If the deceased person named their estate as the beneficiary, then the payout from the policy can be included in their taxable estate. Depending on the estate size, this could result in federal and state taxes. To avoid these taxes, it is a good idea to name individuals or trusts as beneficiaries rather than the deceased’s estate.
Sometimes, a life insurance policy can be converted to a permanent annuity or sold for a lump sum, both of which are taxed differently. If you decide to change your policy, speak with a financial professional.
Certain riders are designed to address specific misfortunes or circumstances depending on the policy. They may also change the coverage amount or policy type. A financial advisor can help determine if a life insurance rider is right for your situation. But be aware that adding any rider will sometimes increase the premium. Before making a final decision, you should quote your policy with and without the rider you’re considering to understand how much it will increase your price.
The most common life insurance riders include a guaranteed insurability rider and an accelerated death benefit rider. The guaranteed insurability rider allows you to purchase additional life insurance coverage in the future without having to take a medical exam. This is especially useful if your health declines or you’ve had a serious illness or injury.
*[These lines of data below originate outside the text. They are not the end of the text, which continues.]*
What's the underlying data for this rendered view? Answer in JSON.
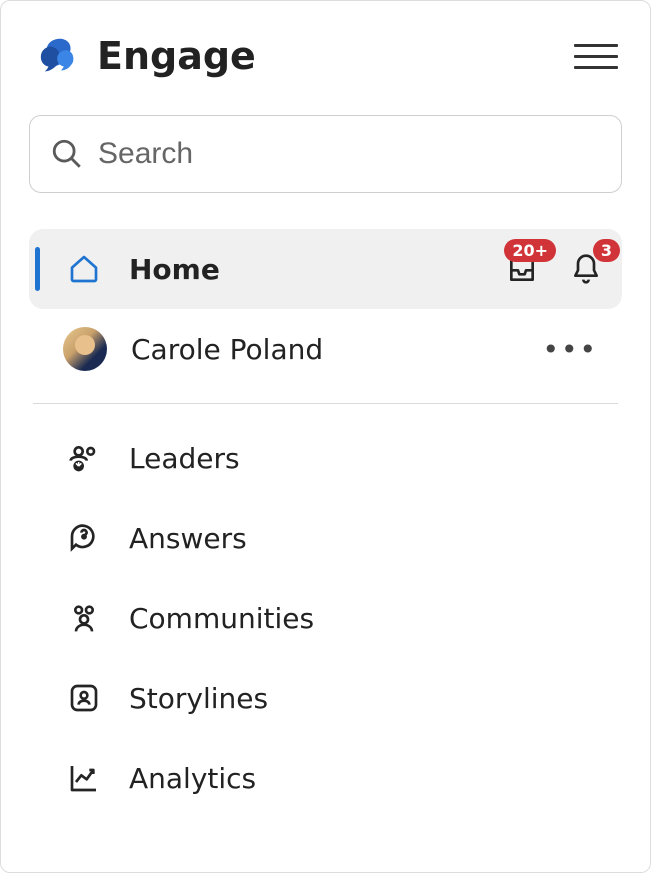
{
  "header": {
    "app_title": "Engage"
  },
  "search": {
    "placeholder": "Search"
  },
  "nav": {
    "home_label": "Home",
    "inbox_badge": "20+",
    "bell_badge": "3"
  },
  "profile": {
    "name": "Carole Poland"
  },
  "menu": {
    "leaders": "Leaders",
    "answers": "Answers",
    "communities": "Communities",
    "storylines": "Storylines",
    "analytics": "Analytics"
  }
}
The accelerated death benefit rider lets you access part of the death benefit before you die if you’re diagnosed with a terminal illness.
Another important rider is the waiver of premium rider, which waives your future life insurance premiums if you become permanently disabled or lose your ability to work before a certain age. This can help you continue to pay your bills and maintain your family’s standard of living if you cannot work.
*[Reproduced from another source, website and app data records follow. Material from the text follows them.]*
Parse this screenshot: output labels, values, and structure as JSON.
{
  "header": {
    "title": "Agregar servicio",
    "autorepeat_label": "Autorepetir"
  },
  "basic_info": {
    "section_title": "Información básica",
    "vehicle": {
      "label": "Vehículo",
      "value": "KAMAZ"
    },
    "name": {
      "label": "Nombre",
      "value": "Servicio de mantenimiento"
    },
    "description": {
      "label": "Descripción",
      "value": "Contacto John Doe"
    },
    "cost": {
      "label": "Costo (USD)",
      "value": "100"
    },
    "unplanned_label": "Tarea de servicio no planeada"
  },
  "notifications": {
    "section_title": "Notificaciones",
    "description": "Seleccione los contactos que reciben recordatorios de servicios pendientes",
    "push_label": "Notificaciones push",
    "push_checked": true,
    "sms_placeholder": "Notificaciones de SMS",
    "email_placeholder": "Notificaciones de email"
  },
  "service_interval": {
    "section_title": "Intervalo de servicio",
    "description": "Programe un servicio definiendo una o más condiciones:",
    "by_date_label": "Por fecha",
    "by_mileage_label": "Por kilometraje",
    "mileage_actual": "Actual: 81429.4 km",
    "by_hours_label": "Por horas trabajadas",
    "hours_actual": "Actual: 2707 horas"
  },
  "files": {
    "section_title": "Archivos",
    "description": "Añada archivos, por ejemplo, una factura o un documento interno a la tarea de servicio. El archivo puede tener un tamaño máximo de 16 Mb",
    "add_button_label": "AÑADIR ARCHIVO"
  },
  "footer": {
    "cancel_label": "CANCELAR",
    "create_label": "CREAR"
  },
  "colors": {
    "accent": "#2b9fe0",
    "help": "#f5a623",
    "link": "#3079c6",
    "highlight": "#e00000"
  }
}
Many companies offer life insurance riders as add-ons to a whole or term life insurance policy. However, they are only unavailable with some policies, and you’ll need to read the fine print to find out how to apply for them. You can typically buy riders upon purchasing your policy, during an “option period” during your policy, or during a major life event, like marriage or having a child.
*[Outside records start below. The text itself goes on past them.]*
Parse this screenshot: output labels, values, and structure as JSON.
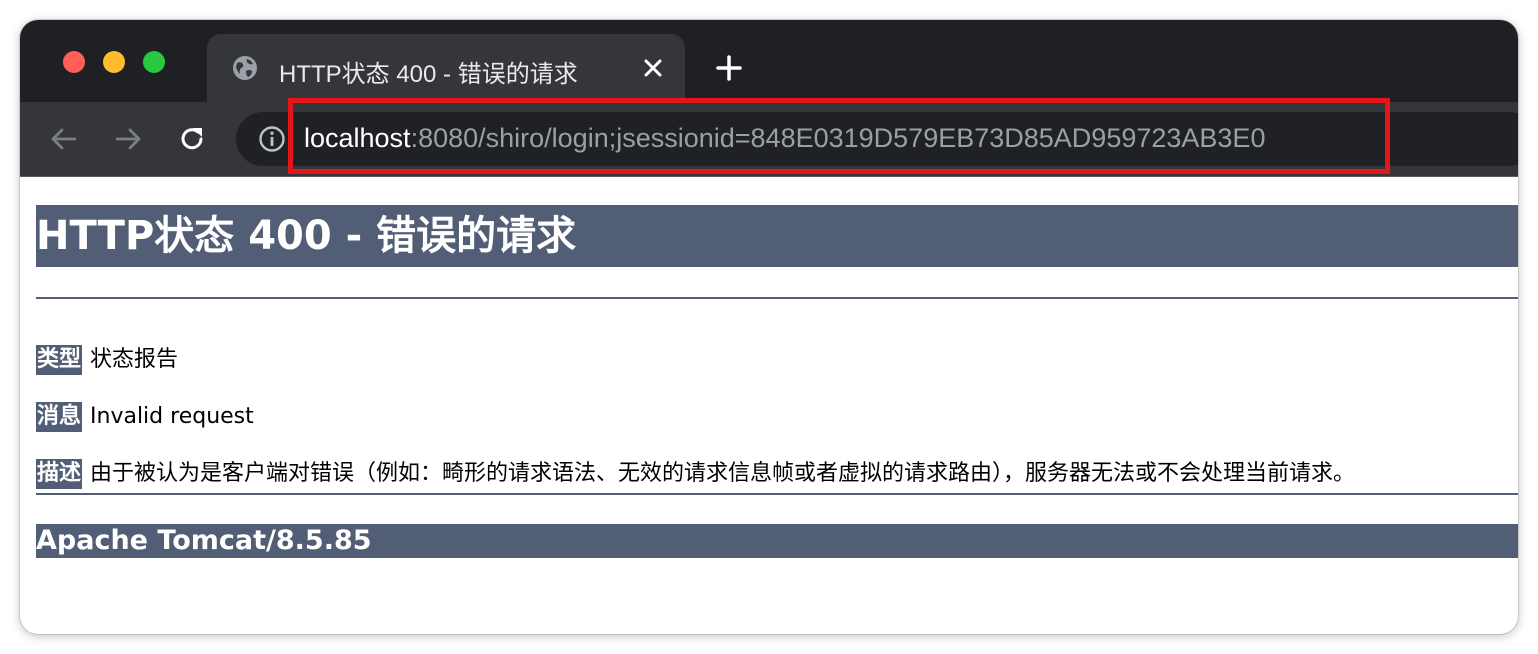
{
  "browser": {
    "tab": {
      "title": "HTTP状态 400 - 错误的请求",
      "icon": "globe-icon"
    },
    "new_tab_icon": "plus-icon",
    "nav": {
      "back_icon": "arrow-left-icon",
      "forward_icon": "arrow-right-icon",
      "reload_icon": "reload-icon"
    },
    "address_bar": {
      "info_icon": "info-icon",
      "url_host": "localhost",
      "url_rest": ":8080/shiro/login;jsessionid=848E0319D579EB73D85AD959723AB3E0"
    },
    "highlight_color": "#e8141b"
  },
  "page": {
    "heading": "HTTP状态 400 - 错误的请求",
    "rows": [
      {
        "label": "类型",
        "value": "状态报告"
      },
      {
        "label": "消息",
        "value": "Invalid request"
      },
      {
        "label": "描述",
        "value": "由于被认为是客户端对错误（例如：畸形的请求语法、无效的请求信息帧或者虚拟的请求路由），服务器无法或不会处理当前请求。"
      }
    ],
    "footer": "Apache Tomcat/8.5.85",
    "accent_color": "#525d76"
  }
}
Many people believe that life insurance is meant to pay for end-of-life expenses, but it can cover a wide range of other bills. The policy beneficiaries can use the death benefit to pay for anything from a funeral service, casket, or cremation to medical bills, legal fees, obituary costs, and more. The money can even be used to pay off debt, help family members buy a home, or save for retirement.
One type of life insurance that specifically focuses on covering final expenses is known as a final expense policy. This is usually a smaller whole-life policy that doesn’t require the same health questions as traditionally underwritten policies and can be easier to qualify for, especially for seniors or those with preexisting conditions. These policies also typically have higher coverage amounts, making families more generous with funeral expenses.
In addition to the death benefits, final expense policies can offer other benefits, including tax-deferred cash value that builds over time and affordable premiums that can be customized to fit a client’s budget. This type of coverage can be useful for families not financially stable enough to cover end-of-life expenses without strain or financial risk or for those who have already prepaid their funeral services.
There are two main types of final expense policies: guaranteed issue and simplified issue. Guaranteed issues are best for those whose age or health prevents them from getting other life insurance. The application process is very simple — it often only includes answering a few health questions and can sometimes be approved in a few days. This type of policy can also have lower coverage limits.